“If you look at food, and you see about 30% of the category in measured data is actually in organic sales. In infant formula, 3% is actually organic. Those same parents who are buying organic food are buying conventional formula. For them, they say organic is incredibly important [in informing purchases]. That is a space that is growing and we think there is a big unlock there. We also don’t see a lot of other organic producers thinking about lactose. They are using corn syrup solids and things like that. From a carbohydrate source we think its important to get the closest to breast milk as possible. Using organic lactose we think is one of the best ways to do that.”
To Friesen, the strong growth in organic formula sales represent an opportunity and Plum’s entry is a way to drive sales. “The overall organic infant formula category is growing at 30% and there are very few players in organic infant formula. So we expect to continue to grow that share of pie. It is only 3% of total formula and we expect that to grow with us entering the market,” she suggests.
But Plum also intends to grow ahead of the market and is already eyeing the number one spot in the sector. “We are a trusted brand that parents know… we expect to do extremely well,” Friesen says. “We would love to be [the number one brand in organic infant formula]. We are the number one brand in organic baby food. There is no reason why we can’t be number one in organic infant formula.”
The group is ramping up national distribution, with listings in grocery, baby and natural channels. “We are distributing nationally, so retailers like Target, Babies R Us, Kroger, Whole Foods Markets, Sprouts, Earth’s Fair. We think there is going to be success in every channel.
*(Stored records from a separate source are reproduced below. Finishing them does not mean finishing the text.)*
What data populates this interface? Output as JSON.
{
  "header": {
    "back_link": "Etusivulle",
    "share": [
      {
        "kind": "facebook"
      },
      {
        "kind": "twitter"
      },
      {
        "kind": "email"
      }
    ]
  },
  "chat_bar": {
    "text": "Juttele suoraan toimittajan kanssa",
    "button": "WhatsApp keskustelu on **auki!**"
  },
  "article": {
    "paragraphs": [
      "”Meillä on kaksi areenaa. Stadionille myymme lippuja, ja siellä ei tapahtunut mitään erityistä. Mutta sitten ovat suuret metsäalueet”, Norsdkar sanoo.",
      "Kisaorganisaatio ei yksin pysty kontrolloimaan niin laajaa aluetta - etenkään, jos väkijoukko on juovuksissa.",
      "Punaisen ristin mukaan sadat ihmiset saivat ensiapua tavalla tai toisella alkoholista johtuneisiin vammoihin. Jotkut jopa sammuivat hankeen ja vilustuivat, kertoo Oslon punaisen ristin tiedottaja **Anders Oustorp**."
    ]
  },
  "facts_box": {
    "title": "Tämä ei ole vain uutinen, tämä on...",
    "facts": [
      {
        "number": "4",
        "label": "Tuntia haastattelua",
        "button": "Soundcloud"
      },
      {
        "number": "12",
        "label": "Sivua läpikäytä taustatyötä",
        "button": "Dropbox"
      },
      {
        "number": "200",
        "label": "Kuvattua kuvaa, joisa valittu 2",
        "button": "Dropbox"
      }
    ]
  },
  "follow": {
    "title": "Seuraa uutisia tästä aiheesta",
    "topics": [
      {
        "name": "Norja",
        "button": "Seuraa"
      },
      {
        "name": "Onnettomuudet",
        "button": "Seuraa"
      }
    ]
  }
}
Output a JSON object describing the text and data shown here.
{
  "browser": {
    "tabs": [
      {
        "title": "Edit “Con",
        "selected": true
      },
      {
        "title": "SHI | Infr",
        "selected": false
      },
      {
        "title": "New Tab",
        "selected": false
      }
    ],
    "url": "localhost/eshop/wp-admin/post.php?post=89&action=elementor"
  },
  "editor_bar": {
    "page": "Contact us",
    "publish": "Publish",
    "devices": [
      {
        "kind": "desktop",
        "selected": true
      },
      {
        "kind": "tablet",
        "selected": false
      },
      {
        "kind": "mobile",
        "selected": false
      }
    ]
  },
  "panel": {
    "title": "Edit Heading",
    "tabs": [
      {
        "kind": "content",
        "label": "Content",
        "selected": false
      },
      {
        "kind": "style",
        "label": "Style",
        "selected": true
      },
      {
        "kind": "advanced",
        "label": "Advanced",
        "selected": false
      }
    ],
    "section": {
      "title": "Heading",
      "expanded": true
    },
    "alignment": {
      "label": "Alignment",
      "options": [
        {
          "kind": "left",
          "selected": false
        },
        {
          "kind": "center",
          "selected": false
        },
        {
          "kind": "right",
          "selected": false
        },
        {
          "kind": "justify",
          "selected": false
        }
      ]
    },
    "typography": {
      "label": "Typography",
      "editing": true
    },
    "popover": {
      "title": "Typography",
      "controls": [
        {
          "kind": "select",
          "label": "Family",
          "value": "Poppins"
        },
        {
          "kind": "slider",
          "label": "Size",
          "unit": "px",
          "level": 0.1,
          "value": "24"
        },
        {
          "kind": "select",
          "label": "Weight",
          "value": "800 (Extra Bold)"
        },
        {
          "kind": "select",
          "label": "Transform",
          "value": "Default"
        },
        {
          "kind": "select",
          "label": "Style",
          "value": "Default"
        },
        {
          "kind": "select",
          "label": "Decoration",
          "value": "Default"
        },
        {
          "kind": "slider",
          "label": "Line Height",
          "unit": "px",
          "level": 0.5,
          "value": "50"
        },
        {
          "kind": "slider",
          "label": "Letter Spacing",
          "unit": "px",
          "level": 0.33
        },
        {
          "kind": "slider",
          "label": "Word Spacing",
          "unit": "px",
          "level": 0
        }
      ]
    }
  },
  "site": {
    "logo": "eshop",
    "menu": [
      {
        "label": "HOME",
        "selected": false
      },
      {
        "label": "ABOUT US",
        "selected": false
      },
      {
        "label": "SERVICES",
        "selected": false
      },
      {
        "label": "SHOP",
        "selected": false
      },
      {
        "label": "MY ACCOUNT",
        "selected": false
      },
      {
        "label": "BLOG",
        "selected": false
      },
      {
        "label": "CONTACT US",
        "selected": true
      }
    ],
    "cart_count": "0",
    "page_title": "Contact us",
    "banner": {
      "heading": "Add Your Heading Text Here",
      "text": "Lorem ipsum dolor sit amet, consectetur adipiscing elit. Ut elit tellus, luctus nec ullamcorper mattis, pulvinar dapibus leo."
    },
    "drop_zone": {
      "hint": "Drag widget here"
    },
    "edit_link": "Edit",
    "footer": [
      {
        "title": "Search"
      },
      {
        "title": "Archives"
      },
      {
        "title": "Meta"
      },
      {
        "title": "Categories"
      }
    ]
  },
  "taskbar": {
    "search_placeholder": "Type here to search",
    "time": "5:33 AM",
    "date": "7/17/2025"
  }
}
Every channel operates a little bit differently, but those channels where mom is going to buy her diapers or food, we think it will do really really well – wherever mom shops.”
There is also plenty of space to grow Plum’s infant formula offering, Friesen says, although gaining Food and Drug Administration approval is a time-consuming process. “I would love to launch more quickly with different pack sizes. But this category is highly regulated. Everything has to go through the FDA and that takes time… As soon as we can come up with more solutions for parents that will fit their modern parenting lifestyle we will.”
Mand and Friesen see various ways in which Plum could add to its formula range, from formulations designed to meet the needs of babies with dietary sensitivities, to on-the-go portable formula options, to milk powders for toddlers.
“We see this as the start of a journey. For us as a brand, everything we do is to make each product better and better everyday and bring in new solutions for parents,” Mand says.